Your answer should be the records again, unchanged in wording and free of images.

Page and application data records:
☆ ☆ ☆ ☆

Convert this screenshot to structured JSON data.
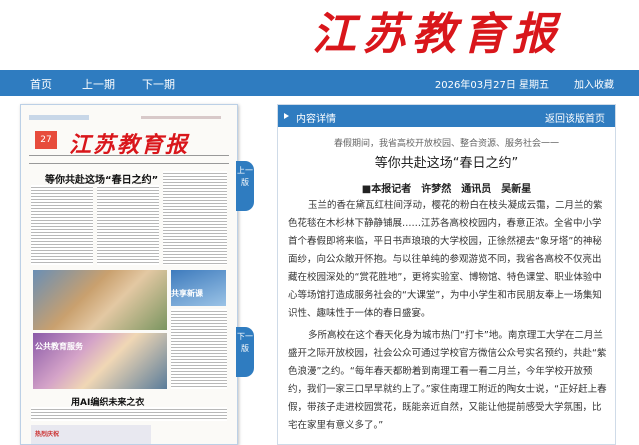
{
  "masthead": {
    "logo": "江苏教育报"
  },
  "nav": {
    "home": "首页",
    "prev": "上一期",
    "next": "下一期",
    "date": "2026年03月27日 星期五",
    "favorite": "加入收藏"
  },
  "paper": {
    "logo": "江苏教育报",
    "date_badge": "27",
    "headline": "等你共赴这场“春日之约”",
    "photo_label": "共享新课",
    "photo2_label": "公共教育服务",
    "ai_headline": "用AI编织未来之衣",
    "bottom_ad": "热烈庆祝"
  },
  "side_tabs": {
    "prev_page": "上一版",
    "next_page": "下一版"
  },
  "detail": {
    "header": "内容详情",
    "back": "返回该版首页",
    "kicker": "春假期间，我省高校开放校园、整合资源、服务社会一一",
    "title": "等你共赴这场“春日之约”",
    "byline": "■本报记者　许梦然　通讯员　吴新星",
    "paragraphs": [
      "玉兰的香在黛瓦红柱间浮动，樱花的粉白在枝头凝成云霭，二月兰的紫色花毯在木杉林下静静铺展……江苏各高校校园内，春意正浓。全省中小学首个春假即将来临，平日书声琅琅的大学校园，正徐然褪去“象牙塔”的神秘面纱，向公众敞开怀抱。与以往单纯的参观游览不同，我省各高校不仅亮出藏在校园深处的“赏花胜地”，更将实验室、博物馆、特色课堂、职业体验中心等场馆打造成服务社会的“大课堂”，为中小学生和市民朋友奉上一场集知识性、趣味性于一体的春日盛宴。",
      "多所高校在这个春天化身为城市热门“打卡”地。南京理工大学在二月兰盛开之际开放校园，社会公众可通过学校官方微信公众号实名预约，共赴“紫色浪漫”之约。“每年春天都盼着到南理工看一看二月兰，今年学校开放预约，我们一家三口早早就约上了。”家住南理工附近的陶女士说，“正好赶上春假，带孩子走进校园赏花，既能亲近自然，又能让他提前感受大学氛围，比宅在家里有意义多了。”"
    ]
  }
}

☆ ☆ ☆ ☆

- [Output for this exercise]
Convert this screenshot to structured JSON data.
{
  "masthead": {
    "logo": "江苏教育报"
  },
  "nav": {
    "home": "首页",
    "prev": "上一期",
    "next": "下一期",
    "date": "2026年03月27日 星期五",
    "favorite": "加入收藏"
  },
  "paper": {
    "logo": "江苏教育报",
    "date_badge": "27",
    "headline": "等你共赴这场“春日之约”",
    "photo_label": "共享新课",
    "photo2_label": "公共教育服务",
    "ai_headline": "用AI编织未来之衣",
    "bottom_ad": "热烈庆祝"
  },
  "side_tabs": {
    "prev_page": "上一版",
    "next_page": "下一版"
  },
  "detail": {
    "header": "内容详情",
    "back": "返回该版首页",
    "kicker": "春假期间，我省高校开放校园、整合资源、服务社会一一",
    "title": "等你共赴这场“春日之约”",
    "byline": "■本报记者　许梦然　通讯员　吴新星",
    "paragraphs": [
      "玉兰的香在黛瓦红柱间浮动，樱花的粉白在枝头凝成云霭，二月兰的紫色花毯在木杉林下静静铺展……江苏各高校校园内，春意正浓。全省中小学首个春假即将来临，平日书声琅琅的大学校园，正徐然褪去“象牙塔”的神秘面纱，向公众敞开怀抱。与以往单纯的参观游览不同，我省各高校不仅亮出藏在校园深处的“赏花胜地”，更将实验室、博物馆、特色课堂、职业体验中心等场馆打造成服务社会的“大课堂”，为中小学生和市民朋友奉上一场集知识性、趣味性于一体的春日盛宴。",
      "多所高校在这个春天化身为城市热门“打卡”地。南京理工大学在二月兰盛开之际开放校园，社会公众可通过学校官方微信公众号实名预约，共赴“紫色浪漫”之约。“每年春天都盼着到南理工看一看二月兰，今年学校开放预约，我们一家三口早早就约上了。”家住南理工附近的陶女士说，“正好赶上春假，带孩子走进校园赏花，既能亲近自然，又能让他提前感受大学氛围，比宅在家里有意义多了。”"
    ]
  }
}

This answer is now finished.